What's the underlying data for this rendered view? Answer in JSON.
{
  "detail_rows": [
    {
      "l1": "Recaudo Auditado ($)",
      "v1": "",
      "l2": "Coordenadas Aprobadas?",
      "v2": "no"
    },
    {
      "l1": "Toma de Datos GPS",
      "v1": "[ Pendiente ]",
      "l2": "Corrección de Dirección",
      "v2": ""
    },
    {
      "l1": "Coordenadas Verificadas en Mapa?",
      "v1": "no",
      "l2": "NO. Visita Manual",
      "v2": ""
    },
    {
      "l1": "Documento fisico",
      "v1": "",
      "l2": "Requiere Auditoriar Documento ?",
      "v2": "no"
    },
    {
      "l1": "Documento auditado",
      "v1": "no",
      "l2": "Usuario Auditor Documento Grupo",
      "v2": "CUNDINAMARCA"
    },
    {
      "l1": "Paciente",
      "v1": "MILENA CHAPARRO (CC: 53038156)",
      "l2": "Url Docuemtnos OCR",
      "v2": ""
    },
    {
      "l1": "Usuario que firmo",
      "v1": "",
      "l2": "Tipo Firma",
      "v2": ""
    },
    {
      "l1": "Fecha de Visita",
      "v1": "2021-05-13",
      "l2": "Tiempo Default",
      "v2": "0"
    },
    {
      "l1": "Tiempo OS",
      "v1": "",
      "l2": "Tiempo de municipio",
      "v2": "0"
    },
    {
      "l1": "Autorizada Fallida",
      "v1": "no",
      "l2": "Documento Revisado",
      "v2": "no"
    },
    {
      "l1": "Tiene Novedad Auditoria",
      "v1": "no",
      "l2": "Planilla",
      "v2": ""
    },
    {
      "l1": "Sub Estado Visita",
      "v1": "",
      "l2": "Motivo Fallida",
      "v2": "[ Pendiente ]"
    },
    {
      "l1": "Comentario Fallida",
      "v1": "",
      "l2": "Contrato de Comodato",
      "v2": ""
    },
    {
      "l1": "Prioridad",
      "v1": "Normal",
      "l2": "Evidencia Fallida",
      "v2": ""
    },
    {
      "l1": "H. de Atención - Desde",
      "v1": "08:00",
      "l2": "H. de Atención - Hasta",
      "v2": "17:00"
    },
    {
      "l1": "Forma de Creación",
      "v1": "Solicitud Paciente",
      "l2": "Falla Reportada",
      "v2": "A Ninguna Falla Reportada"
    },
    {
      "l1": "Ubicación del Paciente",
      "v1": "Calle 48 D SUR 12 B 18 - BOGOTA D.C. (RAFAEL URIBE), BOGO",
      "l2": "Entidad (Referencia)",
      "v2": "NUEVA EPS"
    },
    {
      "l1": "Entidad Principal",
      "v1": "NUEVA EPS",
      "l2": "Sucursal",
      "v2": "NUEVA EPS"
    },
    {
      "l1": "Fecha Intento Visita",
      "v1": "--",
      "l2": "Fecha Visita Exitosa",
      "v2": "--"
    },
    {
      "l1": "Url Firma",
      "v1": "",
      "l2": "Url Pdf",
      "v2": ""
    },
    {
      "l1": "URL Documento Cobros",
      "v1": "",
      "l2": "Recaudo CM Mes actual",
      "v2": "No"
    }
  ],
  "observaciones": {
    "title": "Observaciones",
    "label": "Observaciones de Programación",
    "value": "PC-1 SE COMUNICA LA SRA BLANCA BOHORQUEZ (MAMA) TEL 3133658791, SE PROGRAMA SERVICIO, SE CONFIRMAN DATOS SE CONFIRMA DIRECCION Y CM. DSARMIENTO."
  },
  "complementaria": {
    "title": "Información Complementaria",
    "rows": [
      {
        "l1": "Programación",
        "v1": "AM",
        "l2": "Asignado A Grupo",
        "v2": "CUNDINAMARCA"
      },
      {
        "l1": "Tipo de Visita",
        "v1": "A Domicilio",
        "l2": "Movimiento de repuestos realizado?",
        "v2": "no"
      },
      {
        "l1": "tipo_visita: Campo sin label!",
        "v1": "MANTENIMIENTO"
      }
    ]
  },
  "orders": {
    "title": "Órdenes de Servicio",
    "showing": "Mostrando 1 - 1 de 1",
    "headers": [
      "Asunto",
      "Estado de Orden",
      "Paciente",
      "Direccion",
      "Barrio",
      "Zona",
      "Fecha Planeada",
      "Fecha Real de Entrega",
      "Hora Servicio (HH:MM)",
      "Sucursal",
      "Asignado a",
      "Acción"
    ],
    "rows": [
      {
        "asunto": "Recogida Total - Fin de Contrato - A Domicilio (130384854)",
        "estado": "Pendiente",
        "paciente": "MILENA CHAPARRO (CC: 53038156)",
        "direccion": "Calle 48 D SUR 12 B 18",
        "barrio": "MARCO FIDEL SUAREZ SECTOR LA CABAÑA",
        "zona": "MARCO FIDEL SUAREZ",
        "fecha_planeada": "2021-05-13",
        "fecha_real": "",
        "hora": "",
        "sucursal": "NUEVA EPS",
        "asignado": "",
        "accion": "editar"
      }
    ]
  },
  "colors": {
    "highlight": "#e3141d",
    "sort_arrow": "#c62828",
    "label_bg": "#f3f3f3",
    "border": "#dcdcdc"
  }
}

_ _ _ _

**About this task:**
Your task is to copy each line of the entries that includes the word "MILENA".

**Finished exercise:**
      "v1": "MILENA CHAPARRO (CC: 53038156)",
        "paciente": "MILENA CHAPARRO (CC: 53038156)",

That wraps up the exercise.